  • In any other cases, you’re safe to use ==. It’s not only safe, but it also simplifies your code and improves readability.

The same above rules are applicable while using the Strict not equal (!==) and Not equal (!=) operators as well. To learn more about the specific rules, you can read the 11.9.3 section of the ES5 specification.

Understand String Equality in JavaScript with Examples

Let’s take some of the examples and understand these things in detail.

In this example, we have taken two variables, name_1 and name_2. Both of them take "adam" as the string value. Now let’s apply each of the above operators and see the output we get.

Here, we have used four if and else statements, each representing different comparison operators. Since both the value and the data type are the same for the name_1 and name_2 variables, the triple equals or Strict equal operator (===) will print True as the output. And the double equal == will also print True, since both the variables have the same values.

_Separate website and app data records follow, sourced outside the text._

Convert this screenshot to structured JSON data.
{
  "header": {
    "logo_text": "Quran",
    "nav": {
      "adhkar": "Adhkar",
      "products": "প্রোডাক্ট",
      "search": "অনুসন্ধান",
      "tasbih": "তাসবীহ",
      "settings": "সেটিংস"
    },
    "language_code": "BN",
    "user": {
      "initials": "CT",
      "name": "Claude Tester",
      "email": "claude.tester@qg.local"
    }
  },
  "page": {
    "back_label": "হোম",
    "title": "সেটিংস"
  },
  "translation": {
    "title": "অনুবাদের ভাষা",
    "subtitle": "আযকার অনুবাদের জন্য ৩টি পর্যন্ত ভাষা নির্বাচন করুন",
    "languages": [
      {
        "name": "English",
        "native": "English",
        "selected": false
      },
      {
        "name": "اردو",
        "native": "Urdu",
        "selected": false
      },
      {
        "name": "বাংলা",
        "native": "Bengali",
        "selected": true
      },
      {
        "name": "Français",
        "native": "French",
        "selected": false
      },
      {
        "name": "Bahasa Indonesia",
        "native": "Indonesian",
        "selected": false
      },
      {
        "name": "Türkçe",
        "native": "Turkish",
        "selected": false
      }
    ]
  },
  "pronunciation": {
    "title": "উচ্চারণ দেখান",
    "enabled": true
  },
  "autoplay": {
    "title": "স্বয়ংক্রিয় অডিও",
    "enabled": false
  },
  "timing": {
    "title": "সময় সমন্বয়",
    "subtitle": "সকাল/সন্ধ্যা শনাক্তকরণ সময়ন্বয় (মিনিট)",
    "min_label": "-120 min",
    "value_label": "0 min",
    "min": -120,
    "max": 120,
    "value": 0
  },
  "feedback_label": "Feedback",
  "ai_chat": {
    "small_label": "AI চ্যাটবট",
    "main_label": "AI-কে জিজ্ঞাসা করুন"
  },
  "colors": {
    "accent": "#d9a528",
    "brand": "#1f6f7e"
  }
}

let name_1 = "adam";
let name_2 = "adam";

// Strict Equal
if(name_1 === name_2) console.log("True");
else console.log("False");

// Equal
if(name_1 == name_2) console.log("True");
else console.log("False");

// Strict not equal
if(name_1 !== name_2) console.log("True");
else console.log("False");

// Not equal
if(name_1 != name_2) console.log("True");
else console.log("False");

Output:

True
True
False
False

When using the Strict not equal (!==) operator and not equal (!=) operator, they both will print False as the output since the value itself is the same in both the variables.

Below is another example where we will compare a string with an integer. Here, we have a variable str with a value of "80", a string value. We have another variable, num, which contains an integer value of 80. Since both these variables have the same values with different data types, let’s see what happens when using the various comparison operators on them.

let str = "80";
let num = 80;

// Strict Equal
if(str === num) console.log("True");
else console.log("False")

// Equal
if(str == num) console.log("True");
else console.log("False")

// Strict not equal
if(str !== num) console.log("True");
else console.log("False")

// Not equal
if(str != num) console.log("True");
else console.log("False")

Output:

False
True
True
False

Like the first example, we also have four if and else statements, each representing different comparison operators.

When we are using Strict equals or triple equals (===), we are getting False as the output. The reason is the data type is different even though the values are the same. But when we use the double equals (==), we get True as the output because double equals only check for value and not the type.

And when we are using Strict not equal (!==), we are getting True as the output because the string value "80" is not equal to the integer value 80; therefore, it returns True.

Lastly, the not equal (!=) operator only compares the value of the two variables. The values need to be different to print True. Since the values are the same in this case, it returns False.

Contribute
DelftStack is a collective effort contributed by software geeks like you. If you like the article and would like to contribute to DelftStack by writing paid articles, you can check the write for us page.

Related Article - JavaScript String

  • Case Insensitive String Comparison in JavaScript
  • Remove Last Character From String in JavaScript